Backlash from House Speaker John Boehner’s decision to put immigration reform on hold has prompted pro-immigration groups to take the fight to Republican doorsteps.
“Obviously, persuasion only got us so far,” Kica Matos, a spokeswoman for the Fair Immigration Reform Movement, said Monday. “What we are now doing is to switch tactics from persuasion to punishment.”
Does Boehner need to watch his back in the halls of the Capitol?
Yet the Fair Immigration Reform Movement, along with immigration advocacy groups America’s Voice and CASA in Action, plans to take its fight to Republican congressmen ahead of November’s midterm election.
Matos vowed a “relentless and constant” campaign, while declining to say which congressional members would be targeted.

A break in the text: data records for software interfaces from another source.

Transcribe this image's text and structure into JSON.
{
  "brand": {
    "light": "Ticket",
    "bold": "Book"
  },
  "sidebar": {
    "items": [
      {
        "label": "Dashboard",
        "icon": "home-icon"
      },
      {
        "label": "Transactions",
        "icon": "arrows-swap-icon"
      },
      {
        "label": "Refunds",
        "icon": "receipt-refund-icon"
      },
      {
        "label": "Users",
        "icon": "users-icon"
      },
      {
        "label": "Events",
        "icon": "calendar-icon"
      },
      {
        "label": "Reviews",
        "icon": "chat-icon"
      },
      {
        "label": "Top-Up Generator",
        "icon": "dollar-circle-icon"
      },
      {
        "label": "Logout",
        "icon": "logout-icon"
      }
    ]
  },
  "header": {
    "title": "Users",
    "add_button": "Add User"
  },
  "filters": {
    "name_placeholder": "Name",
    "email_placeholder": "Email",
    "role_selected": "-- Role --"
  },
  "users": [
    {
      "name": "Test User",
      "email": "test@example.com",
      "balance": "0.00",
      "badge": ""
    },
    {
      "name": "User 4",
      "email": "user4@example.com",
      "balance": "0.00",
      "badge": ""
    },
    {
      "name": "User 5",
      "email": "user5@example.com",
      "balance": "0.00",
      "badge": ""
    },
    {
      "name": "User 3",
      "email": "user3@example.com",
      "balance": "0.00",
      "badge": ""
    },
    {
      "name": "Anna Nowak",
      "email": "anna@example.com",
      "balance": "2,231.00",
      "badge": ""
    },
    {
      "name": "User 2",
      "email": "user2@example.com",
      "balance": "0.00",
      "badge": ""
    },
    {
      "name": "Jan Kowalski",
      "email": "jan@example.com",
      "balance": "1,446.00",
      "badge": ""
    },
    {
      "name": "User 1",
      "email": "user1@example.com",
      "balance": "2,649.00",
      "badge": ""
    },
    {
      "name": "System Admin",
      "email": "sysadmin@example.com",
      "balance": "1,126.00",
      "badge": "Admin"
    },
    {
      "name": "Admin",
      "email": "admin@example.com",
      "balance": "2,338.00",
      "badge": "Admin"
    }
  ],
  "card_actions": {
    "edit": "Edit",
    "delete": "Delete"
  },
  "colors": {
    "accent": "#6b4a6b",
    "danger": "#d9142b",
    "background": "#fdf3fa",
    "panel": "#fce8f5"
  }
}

It’s been reported that groups plan to target House Republicans in swing state districts with large Latino populations.
Kevin Appleby, director of migration policy for the U.S. Conference of Catholic Bishops, added: “The speaker’s comments were a reality check that we have to redouble our efforts. We need to translate the overwhelming support of the American public for this into public power, and I think it would be a mistake to let Congress — and especially the House — off the hook.”
“We’re not going to go away,” said Appleby.